The first printed map of Hungary, the Tabula Hungariae was published in 1528. The map, which has a size of 785 x 540 mm, shows the area of the medieval Hungary, and with a dotted line, the southern areas conquered by the Ottoman Empire.
A remarkable fact is that the map, apart from the borders, only displays the southern areas, and the border defence system is highly emphasized. This thorough, detailed map is also an important source of historical geography, since many of the shown settlements have disappeared during the wars or the occupation. The most likely goal of the map was to help prepare against the ottomans and to introduce the defence systems of the southern border.
Even though this map is recognized internationally, and despite the research done in the past decades, there are still open questions about it. About its importance, goal, way to publication and copies published later in the 16th century, valuable findings were obtained.
Our site is based on the results of Katalin Plihál, map historian, and aims to introduce the map as a piece of culture, and as a historical, linguistic, and cartographic source.

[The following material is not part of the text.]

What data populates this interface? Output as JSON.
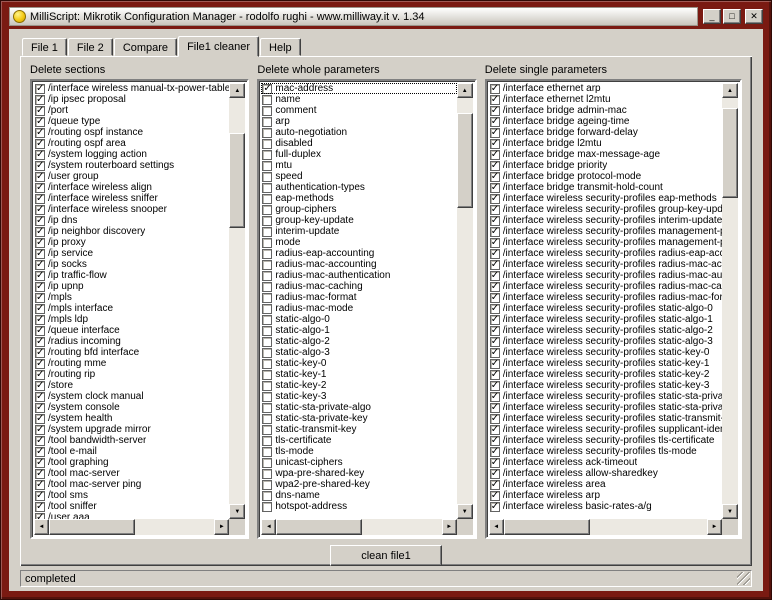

In 2007, the Tabula Hungariae was placed on UNESCO’s Memory of the World Register, which is a compendium of documents, manuscripts, oral traditions, audio-visual, materials, library, and archival holdings of universal value, and promotes this invaluable heritage.